=== Work item ===
Work out how many lines of the entries have the word "Documenti" in them. Respond with that number only.

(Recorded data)
[Start of Attachment]

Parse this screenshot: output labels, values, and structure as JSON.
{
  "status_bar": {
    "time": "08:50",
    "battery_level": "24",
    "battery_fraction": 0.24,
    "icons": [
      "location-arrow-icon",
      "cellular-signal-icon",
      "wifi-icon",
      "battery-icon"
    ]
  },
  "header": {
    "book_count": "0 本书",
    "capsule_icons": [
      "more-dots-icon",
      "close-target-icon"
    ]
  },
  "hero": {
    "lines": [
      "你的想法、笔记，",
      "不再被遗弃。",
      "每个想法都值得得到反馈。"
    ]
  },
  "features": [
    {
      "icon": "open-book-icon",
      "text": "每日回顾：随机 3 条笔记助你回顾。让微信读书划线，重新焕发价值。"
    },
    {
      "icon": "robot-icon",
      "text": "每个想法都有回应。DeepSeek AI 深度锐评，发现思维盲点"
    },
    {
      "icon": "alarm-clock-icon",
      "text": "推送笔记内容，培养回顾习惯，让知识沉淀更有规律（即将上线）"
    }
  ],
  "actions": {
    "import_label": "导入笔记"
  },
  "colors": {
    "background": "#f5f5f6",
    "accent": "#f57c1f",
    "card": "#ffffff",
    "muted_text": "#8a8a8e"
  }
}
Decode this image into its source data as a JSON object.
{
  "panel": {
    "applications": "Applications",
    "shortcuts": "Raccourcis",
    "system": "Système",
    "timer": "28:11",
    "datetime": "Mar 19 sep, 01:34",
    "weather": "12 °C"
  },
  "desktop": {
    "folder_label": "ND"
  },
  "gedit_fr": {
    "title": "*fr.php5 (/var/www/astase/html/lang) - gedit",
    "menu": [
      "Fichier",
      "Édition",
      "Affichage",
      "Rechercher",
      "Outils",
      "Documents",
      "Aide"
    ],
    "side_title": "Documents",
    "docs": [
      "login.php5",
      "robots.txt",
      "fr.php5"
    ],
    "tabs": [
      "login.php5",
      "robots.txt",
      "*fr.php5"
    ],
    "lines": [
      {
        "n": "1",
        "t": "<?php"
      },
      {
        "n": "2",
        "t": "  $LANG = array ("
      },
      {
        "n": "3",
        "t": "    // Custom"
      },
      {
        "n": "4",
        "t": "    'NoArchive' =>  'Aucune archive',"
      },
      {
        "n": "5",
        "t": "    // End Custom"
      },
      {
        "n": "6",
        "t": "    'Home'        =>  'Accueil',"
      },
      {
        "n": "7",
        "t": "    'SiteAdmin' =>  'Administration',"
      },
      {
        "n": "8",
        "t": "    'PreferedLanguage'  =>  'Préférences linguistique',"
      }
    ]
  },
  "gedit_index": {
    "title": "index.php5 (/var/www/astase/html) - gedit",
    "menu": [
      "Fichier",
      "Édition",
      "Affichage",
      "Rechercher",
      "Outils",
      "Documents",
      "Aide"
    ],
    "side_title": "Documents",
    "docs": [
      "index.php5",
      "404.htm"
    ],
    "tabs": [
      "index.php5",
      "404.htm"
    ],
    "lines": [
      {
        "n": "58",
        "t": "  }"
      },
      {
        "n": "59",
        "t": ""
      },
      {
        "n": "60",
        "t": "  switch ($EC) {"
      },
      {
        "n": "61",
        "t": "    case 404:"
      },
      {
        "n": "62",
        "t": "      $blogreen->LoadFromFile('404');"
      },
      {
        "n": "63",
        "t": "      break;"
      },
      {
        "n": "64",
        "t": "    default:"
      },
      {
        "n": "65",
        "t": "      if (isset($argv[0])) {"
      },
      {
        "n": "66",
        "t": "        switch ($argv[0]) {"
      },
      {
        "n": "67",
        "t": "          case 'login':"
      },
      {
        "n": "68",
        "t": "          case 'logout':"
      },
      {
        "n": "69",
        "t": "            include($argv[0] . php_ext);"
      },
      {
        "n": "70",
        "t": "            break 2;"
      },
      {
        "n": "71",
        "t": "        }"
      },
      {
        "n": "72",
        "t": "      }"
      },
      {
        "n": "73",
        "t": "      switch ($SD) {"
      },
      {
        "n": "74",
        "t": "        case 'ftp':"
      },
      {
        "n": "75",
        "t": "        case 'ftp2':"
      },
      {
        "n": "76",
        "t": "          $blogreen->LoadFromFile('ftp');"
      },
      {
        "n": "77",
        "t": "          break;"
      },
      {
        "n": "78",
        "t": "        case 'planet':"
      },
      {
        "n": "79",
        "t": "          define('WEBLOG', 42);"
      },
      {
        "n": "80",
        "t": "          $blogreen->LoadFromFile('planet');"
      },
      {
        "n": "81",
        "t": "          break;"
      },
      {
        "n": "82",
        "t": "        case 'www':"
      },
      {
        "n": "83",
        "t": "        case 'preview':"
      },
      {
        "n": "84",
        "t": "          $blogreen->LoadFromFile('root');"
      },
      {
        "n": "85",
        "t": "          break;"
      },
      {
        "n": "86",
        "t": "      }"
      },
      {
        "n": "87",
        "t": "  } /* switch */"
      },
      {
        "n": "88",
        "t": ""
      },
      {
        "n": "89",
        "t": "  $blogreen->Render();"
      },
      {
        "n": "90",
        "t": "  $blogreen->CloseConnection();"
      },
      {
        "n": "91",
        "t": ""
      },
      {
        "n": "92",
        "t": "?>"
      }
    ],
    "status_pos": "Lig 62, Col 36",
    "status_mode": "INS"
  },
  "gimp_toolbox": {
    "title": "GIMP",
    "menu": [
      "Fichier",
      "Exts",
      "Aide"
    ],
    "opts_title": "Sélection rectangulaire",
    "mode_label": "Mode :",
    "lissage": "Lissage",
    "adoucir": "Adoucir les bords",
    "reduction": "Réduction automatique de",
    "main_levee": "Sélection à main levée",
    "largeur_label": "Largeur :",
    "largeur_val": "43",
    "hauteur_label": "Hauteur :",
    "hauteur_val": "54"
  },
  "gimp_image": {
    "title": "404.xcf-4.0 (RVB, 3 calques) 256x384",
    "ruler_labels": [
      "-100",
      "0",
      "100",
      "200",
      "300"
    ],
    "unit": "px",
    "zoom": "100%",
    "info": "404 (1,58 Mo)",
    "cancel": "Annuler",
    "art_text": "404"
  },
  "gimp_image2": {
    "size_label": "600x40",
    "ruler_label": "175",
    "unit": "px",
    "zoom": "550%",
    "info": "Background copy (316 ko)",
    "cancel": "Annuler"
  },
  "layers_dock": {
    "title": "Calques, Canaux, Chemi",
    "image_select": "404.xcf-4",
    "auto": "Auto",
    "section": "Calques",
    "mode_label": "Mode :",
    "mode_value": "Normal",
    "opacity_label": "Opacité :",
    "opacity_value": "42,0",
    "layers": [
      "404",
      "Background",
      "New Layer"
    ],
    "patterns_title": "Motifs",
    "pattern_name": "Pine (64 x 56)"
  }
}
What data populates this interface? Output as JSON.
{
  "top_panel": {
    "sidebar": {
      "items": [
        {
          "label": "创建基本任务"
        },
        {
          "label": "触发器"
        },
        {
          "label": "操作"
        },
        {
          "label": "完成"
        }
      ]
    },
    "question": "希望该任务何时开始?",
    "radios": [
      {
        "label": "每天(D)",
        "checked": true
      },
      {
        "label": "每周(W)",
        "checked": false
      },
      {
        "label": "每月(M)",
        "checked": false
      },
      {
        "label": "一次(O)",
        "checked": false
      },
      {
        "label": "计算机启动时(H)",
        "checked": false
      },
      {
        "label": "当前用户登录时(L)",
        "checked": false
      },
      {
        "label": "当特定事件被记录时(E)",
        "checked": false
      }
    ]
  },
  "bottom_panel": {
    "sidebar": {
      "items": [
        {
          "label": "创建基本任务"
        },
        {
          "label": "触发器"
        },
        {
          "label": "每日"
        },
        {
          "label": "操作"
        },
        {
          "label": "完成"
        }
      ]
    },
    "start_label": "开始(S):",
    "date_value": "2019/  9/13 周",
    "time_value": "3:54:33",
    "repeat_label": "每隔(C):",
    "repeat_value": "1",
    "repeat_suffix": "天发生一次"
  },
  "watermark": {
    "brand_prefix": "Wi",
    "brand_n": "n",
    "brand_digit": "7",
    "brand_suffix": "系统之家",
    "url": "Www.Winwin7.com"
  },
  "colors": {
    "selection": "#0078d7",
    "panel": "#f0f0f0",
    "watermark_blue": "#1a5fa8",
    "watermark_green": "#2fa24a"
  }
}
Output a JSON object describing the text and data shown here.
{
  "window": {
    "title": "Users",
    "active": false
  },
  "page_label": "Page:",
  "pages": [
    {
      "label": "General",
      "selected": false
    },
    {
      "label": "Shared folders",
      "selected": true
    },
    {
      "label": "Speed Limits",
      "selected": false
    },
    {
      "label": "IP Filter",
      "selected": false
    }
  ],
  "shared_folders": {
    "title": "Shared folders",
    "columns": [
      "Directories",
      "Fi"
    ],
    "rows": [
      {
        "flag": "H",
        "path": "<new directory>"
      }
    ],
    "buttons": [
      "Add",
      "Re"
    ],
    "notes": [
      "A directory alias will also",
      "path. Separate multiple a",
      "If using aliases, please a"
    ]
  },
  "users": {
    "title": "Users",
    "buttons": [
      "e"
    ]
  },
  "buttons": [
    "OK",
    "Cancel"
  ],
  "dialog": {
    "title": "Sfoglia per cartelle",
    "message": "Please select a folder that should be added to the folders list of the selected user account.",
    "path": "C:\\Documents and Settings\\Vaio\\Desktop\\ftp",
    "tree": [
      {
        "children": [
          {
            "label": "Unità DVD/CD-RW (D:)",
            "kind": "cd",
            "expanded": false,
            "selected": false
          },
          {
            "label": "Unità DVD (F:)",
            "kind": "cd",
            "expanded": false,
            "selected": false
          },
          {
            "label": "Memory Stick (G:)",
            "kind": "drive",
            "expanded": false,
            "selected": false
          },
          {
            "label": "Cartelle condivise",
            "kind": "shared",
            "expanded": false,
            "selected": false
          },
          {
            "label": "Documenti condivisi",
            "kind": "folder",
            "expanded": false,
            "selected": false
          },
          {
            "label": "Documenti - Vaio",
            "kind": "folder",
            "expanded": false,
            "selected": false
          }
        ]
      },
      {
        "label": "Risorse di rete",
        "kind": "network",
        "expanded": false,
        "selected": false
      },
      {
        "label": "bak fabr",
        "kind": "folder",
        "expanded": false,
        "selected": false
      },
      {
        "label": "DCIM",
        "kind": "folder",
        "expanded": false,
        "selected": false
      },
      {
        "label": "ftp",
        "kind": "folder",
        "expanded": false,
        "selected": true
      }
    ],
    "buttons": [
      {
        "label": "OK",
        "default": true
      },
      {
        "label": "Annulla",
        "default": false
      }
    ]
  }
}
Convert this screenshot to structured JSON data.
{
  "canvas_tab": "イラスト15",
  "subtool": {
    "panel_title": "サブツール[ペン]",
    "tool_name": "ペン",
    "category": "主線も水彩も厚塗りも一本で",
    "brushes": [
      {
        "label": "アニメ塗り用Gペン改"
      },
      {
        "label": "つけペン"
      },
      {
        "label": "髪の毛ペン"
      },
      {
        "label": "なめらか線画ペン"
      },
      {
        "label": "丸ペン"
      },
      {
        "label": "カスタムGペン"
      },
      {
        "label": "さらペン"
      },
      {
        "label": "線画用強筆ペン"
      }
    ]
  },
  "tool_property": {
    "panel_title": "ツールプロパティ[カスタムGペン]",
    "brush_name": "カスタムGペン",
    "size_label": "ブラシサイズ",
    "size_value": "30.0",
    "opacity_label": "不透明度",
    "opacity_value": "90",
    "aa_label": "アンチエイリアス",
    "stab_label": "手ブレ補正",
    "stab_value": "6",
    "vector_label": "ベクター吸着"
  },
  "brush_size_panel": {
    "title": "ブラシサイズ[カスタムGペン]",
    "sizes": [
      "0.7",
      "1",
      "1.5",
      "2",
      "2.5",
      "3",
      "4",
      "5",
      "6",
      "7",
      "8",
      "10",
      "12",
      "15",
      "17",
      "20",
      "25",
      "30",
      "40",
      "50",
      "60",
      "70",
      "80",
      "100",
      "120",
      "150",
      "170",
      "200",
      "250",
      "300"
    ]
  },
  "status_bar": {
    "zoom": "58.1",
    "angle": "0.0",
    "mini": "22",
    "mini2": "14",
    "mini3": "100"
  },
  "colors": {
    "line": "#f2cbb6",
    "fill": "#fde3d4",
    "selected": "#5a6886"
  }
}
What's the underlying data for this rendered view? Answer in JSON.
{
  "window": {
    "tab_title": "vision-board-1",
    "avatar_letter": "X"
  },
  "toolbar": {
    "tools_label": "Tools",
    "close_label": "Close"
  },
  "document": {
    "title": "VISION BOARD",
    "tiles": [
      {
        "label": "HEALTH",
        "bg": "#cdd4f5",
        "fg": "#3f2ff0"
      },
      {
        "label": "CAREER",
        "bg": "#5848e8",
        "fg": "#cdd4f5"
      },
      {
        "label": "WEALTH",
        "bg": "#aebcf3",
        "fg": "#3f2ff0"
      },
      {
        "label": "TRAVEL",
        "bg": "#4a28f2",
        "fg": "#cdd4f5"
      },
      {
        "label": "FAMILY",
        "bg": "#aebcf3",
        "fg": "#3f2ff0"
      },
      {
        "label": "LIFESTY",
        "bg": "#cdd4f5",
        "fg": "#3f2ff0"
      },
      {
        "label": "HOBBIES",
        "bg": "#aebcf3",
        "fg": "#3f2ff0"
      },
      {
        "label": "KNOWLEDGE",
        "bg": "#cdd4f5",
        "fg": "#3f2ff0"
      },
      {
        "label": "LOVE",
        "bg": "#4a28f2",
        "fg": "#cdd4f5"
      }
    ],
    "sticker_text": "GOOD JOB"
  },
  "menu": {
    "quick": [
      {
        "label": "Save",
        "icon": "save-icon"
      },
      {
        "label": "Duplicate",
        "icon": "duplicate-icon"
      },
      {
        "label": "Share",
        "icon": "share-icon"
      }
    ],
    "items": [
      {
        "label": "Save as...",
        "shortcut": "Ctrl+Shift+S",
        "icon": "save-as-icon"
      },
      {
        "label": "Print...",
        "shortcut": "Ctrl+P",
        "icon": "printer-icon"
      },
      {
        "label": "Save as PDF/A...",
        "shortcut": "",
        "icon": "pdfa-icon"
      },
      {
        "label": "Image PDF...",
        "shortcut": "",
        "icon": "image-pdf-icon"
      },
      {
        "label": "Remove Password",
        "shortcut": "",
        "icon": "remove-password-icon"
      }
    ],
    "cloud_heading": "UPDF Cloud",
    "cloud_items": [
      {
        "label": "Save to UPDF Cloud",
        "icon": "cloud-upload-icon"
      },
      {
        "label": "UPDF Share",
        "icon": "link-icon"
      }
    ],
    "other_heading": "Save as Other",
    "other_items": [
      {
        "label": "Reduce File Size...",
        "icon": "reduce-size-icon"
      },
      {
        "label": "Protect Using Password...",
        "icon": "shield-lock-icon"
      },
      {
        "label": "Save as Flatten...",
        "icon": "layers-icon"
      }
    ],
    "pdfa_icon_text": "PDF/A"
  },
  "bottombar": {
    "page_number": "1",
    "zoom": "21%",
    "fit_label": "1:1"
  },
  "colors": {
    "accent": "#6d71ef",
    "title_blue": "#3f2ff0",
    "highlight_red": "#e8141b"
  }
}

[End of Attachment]

=== Solution ===
2